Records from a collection
--

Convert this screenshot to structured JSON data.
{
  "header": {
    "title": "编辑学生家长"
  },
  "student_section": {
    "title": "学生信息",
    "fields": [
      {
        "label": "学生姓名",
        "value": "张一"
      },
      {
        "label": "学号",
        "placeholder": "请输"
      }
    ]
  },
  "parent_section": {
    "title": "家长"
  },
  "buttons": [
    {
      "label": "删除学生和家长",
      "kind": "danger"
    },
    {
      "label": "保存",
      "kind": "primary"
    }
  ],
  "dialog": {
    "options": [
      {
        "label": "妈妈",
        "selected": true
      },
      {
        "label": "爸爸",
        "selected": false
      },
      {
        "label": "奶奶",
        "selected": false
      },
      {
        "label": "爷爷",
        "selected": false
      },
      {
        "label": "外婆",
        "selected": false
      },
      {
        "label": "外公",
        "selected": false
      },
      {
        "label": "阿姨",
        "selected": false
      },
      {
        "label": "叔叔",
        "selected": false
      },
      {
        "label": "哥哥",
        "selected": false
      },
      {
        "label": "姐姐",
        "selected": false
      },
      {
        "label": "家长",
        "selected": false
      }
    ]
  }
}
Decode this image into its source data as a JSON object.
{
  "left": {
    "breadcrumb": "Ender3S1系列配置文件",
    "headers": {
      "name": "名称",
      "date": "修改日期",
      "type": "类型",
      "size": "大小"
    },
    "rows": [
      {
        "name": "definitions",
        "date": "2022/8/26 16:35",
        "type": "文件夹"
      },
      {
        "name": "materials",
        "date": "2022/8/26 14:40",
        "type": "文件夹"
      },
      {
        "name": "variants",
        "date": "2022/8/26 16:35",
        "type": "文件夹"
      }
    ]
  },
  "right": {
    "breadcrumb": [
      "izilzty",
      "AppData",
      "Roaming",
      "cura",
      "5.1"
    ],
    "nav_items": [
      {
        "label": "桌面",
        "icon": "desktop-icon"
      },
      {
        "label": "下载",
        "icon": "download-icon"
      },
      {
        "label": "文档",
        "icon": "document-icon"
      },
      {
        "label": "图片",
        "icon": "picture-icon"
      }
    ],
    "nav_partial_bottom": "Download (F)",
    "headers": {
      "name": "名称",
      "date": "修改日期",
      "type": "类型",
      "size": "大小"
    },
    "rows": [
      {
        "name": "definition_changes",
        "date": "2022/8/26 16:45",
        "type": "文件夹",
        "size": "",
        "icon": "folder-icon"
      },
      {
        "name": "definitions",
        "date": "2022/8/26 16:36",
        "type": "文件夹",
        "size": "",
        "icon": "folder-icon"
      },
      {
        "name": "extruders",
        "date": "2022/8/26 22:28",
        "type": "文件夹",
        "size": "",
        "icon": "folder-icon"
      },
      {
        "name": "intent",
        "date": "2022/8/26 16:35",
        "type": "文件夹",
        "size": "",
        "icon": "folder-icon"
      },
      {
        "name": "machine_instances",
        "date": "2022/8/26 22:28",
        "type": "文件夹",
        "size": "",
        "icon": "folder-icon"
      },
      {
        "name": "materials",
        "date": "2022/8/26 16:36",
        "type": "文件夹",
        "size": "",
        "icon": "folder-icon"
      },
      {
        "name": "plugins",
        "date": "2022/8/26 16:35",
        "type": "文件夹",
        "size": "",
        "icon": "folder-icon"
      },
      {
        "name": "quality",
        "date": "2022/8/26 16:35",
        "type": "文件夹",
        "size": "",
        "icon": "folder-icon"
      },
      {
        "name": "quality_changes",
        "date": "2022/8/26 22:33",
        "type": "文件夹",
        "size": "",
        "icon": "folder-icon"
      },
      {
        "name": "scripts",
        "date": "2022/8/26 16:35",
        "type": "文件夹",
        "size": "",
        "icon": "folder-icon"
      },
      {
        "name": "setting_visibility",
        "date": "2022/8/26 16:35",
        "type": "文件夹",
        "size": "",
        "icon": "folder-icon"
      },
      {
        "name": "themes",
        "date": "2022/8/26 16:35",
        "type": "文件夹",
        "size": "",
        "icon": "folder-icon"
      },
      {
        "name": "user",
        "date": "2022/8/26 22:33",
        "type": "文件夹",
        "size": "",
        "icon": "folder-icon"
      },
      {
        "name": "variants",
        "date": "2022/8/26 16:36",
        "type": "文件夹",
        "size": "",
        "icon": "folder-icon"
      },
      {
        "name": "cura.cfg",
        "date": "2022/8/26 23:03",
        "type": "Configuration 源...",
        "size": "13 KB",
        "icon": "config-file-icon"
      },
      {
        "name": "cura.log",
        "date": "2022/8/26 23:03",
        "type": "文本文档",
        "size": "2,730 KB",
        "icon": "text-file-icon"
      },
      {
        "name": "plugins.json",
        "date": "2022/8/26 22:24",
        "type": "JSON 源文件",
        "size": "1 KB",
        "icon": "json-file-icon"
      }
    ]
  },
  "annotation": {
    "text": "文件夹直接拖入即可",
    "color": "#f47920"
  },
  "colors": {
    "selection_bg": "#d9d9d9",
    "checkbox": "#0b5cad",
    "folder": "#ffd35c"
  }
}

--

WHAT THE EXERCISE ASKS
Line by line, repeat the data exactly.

RESPONSE AREA
Convert this screenshot to structured JSON data.
{
  "header": {
    "title": "编辑学生家长"
  },
  "student_section": {
    "title": "学生信息",
    "fields": [
      {
        "label": "学生姓名",
        "value": "张一"
      },
      {
        "label": "学号",
        "placeholder": "请输"
      }
    ]
  },
  "parent_section": {
    "title": "家长"
  },
  "buttons": [
    {
      "label": "删除学生和家长",
      "kind": "danger"
    },
    {
      "label": "保存",
      "kind": "primary"
    }
  ],
  "dialog": {
    "options": [
      {
        "label": "妈妈",
        "selected": true
      },
      {
        "label": "爸爸",
        "selected": false
      },
      {
        "label": "奶奶",
        "selected": false
      },
      {
        "label": "爷爷",
        "selected": false
      },
      {
        "label": "外婆",
        "selected": false
      },
      {
        "label": "外公",
        "selected": false
      },
      {
        "label": "阿姨",
        "selected": false
      },
      {
        "label": "叔叔",
        "selected": false
      },
      {
        "label": "哥哥",
        "selected": false
      },
      {
        "label": "姐姐",
        "selected": false
      },
      {
        "label": "家长",
        "selected": false
      }
    ]
  }
}
Decode this image into its source data as a JSON object.
{
  "left": {
    "breadcrumb": "Ender3S1系列配置文件",
    "headers": {
      "name": "名称",
      "date": "修改日期",
      "type": "类型",
      "size": "大小"
    },
    "rows": [
      {
        "name": "definitions",
        "date": "2022/8/26 16:35",
        "type": "文件夹"
      },
      {
        "name": "materials",
        "date": "2022/8/26 14:40",
        "type": "文件夹"
      },
      {
        "name": "variants",
        "date": "2022/8/26 16:35",
        "type": "文件夹"
      }
    ]
  },
  "right": {
    "breadcrumb": [
      "izilzty",
      "AppData",
      "Roaming",
      "cura",
      "5.1"
    ],
    "nav_items": [
      {
        "label": "桌面",
        "icon": "desktop-icon"
      },
      {
        "label": "下载",
        "icon": "download-icon"
      },
      {
        "label": "文档",
        "icon": "document-icon"
      },
      {
        "label": "图片",
        "icon": "picture-icon"
      }
    ],
    "nav_partial_bottom": "Download (F)",
    "headers": {
      "name": "名称",
      "date": "修改日期",
      "type": "类型",
      "size": "大小"
    },
    "rows": [
      {
        "name": "definition_changes",
        "date": "2022/8/26 16:45",
        "type": "文件夹",
        "size": "",
        "icon": "folder-icon"
      },
      {
        "name": "definitions",
        "date": "2022/8/26 16:36",
        "type": "文件夹",
        "size": "",
        "icon": "folder-icon"
      },
      {
        "name": "extruders",
        "date": "2022/8/26 22:28",
        "type": "文件夹",
        "size": "",
        "icon": "folder-icon"
      },
      {
        "name": "intent",
        "date": "2022/8/26 16:35",
        "type": "文件夹",
        "size": "",
        "icon": "folder-icon"
      },
      {
        "name": "machine_instances",
        "date": "2022/8/26 22:28",
        "type": "文件夹",
        "size": "",
        "icon": "folder-icon"
      },
      {
        "name": "materials",
        "date": "2022/8/26 16:36",
        "type": "文件夹",
        "size": "",
        "icon": "folder-icon"
      },
      {
        "name": "plugins",
        "date": "2022/8/26 16:35",
        "type": "文件夹",
        "size": "",
        "icon": "folder-icon"
      },
      {
        "name": "quality",
        "date": "2022/8/26 16:35",
        "type": "文件夹",
        "size": "",
        "icon": "folder-icon"
      },
      {
        "name": "quality_changes",
        "date": "2022/8/26 22:33",
        "type": "文件夹",
        "size": "",
        "icon": "folder-icon"
      },
      {
        "name": "scripts",
        "date": "2022/8/26 16:35",
        "type": "文件夹",
        "size": "",
        "icon": "folder-icon"
      },
      {
        "name": "setting_visibility",
        "date": "2022/8/26 16:35",
        "type": "文件夹",
        "size": "",
        "icon": "folder-icon"
      },
      {
        "name": "themes",
        "date": "2022/8/26 16:35",
        "type": "文件夹",
        "size": "",
        "icon": "folder-icon"
      },
      {
        "name": "user",
        "date": "2022/8/26 22:33",
        "type": "文件夹",
        "size": "",
        "icon": "folder-icon"
      },
      {
        "name": "variants",
        "date": "2022/8/26 16:36",
        "type": "文件夹",
        "size": "",
        "icon": "folder-icon"
      },
      {
        "name": "cura.cfg",
        "date": "2022/8/26 23:03",
        "type": "Configuration 源...",
        "size": "13 KB",
        "icon": "config-file-icon"
      },
      {
        "name": "cura.log",
        "date": "2022/8/26 23:03",
        "type": "文本文档",
        "size": "2,730 KB",
        "icon": "text-file-icon"
      },
      {
        "name": "plugins.json",
        "date": "2022/8/26 22:24",
        "type": "JSON 源文件",
        "size": "1 KB",
        "icon": "json-file-icon"
      }
    ]
  },
  "annotation": {
    "text": "文件夹直接拖入即可",
    "color": "#f47920"
  },
  "colors": {
    "selection_bg": "#d9d9d9",
    "checkbox": "#0b5cad",
    "folder": "#ffd35c"
  }
}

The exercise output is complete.